After completing each task, the cadets draw a card, and the cadet team with the best poker hand at the end of class wins a prize from their instructor. Almost 100 cadets participated in this round of Poker Runs, and judging from discussions with them at the end of class, a fun – and educational! – time was had by all.

Content contributed by Laura Mosher, Reference Librarian; photos by Barbara Maroney, Facilities Support Assistant.

The Library Reads – “The Book Thief” by Markus Zusak

book_thiefI have to admit that I was reluctant to read The Book Thief due to its subject matter. After all, the book is narrated by death and takes place in Germany during Hitler’s rise to power. But after holding the best seller list for over four years and being made into a movie, it seemed to warrant a read. The Book Thief is categorized as a young adult book for ages fourteen and up but is by no means childish. Told from the perspective of a nine year old German girl named Liesel Meminger, the book provides a sympathetic glimpse into what life might have been like for the German populace as the Nazi regime took hold. One of things I found most intriguing about this book was the humanization of the German citizenry. Many of the characters are lovable and you witnesses how their world is torn apart by the impending war and how they themselves are victims of the Nazi regime.

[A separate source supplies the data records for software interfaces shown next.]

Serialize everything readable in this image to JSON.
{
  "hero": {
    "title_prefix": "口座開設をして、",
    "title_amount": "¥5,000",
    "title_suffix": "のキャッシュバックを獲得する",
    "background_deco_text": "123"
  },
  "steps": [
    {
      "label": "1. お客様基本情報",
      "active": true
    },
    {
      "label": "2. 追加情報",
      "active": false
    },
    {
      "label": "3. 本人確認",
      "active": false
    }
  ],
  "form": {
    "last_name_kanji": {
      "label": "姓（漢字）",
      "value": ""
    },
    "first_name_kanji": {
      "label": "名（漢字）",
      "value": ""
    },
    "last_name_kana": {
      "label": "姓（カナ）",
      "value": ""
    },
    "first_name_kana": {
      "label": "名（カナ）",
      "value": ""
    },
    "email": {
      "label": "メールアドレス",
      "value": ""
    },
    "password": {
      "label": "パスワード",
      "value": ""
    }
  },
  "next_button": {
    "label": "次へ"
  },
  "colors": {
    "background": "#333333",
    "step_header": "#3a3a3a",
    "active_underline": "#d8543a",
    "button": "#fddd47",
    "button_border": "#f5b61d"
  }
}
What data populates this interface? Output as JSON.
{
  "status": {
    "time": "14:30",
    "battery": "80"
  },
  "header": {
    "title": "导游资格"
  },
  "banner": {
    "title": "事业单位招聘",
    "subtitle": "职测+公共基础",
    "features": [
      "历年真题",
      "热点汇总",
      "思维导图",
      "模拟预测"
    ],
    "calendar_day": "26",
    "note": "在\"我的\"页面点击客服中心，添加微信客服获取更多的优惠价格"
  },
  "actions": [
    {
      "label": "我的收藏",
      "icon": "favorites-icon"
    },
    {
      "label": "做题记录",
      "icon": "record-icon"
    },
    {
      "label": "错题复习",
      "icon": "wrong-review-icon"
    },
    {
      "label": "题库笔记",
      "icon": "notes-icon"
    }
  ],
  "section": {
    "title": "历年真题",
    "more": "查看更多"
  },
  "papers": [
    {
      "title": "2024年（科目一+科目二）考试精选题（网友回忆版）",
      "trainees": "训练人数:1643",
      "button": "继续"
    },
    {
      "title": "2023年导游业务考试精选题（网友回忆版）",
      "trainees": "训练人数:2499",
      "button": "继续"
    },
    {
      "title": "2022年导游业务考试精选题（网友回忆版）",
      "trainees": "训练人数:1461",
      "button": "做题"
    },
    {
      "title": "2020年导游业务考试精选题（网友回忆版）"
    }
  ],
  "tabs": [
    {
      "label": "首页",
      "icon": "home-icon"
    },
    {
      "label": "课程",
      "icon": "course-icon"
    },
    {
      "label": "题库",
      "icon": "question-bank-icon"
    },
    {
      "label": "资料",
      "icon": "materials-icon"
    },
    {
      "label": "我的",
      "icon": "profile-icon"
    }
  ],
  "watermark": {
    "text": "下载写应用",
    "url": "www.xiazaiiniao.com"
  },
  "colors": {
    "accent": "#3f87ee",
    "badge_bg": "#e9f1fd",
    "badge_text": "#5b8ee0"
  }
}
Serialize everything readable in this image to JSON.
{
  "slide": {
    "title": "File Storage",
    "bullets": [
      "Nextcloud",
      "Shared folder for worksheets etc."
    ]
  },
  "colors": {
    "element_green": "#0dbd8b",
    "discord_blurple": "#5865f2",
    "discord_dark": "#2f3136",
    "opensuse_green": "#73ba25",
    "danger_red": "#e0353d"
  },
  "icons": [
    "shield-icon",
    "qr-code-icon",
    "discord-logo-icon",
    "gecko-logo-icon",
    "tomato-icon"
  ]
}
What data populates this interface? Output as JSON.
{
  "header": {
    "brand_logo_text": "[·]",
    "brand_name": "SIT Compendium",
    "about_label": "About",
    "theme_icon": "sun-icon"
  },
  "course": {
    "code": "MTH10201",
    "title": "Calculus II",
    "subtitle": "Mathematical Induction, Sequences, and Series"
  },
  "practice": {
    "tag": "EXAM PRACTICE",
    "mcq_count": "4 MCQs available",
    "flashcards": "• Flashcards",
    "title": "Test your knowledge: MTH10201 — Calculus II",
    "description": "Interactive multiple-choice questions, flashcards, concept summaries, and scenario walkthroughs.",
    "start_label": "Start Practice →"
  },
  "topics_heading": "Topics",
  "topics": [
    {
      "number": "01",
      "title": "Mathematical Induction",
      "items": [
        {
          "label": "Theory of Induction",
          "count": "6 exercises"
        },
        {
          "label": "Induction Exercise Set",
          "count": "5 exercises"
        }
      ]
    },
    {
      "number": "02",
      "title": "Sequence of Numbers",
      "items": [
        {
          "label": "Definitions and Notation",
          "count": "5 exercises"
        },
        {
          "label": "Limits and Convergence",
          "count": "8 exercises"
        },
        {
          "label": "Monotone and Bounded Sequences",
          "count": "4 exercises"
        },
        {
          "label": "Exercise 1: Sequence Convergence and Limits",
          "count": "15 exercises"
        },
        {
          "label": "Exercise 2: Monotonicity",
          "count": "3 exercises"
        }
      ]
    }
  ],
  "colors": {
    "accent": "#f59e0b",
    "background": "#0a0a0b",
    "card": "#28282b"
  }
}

I recommend The Book Thief because books provide both nourishment for mind and soul – in this story and in real life.

The Book Thief, by Markus Zusak (Alfred A. Knopf, 2007)

The USMA Library has the audiobook and the DVD of The Book Thief

The views expressed in this post are those of the author and do not reflect the official policy or position of the Department of the Army, Department of Defense, or the U.S. Government. No endorsement or recommendation of any specific products or services is intended or implied.

Contents contributed by Karen Shea Reference & Liaison Librarian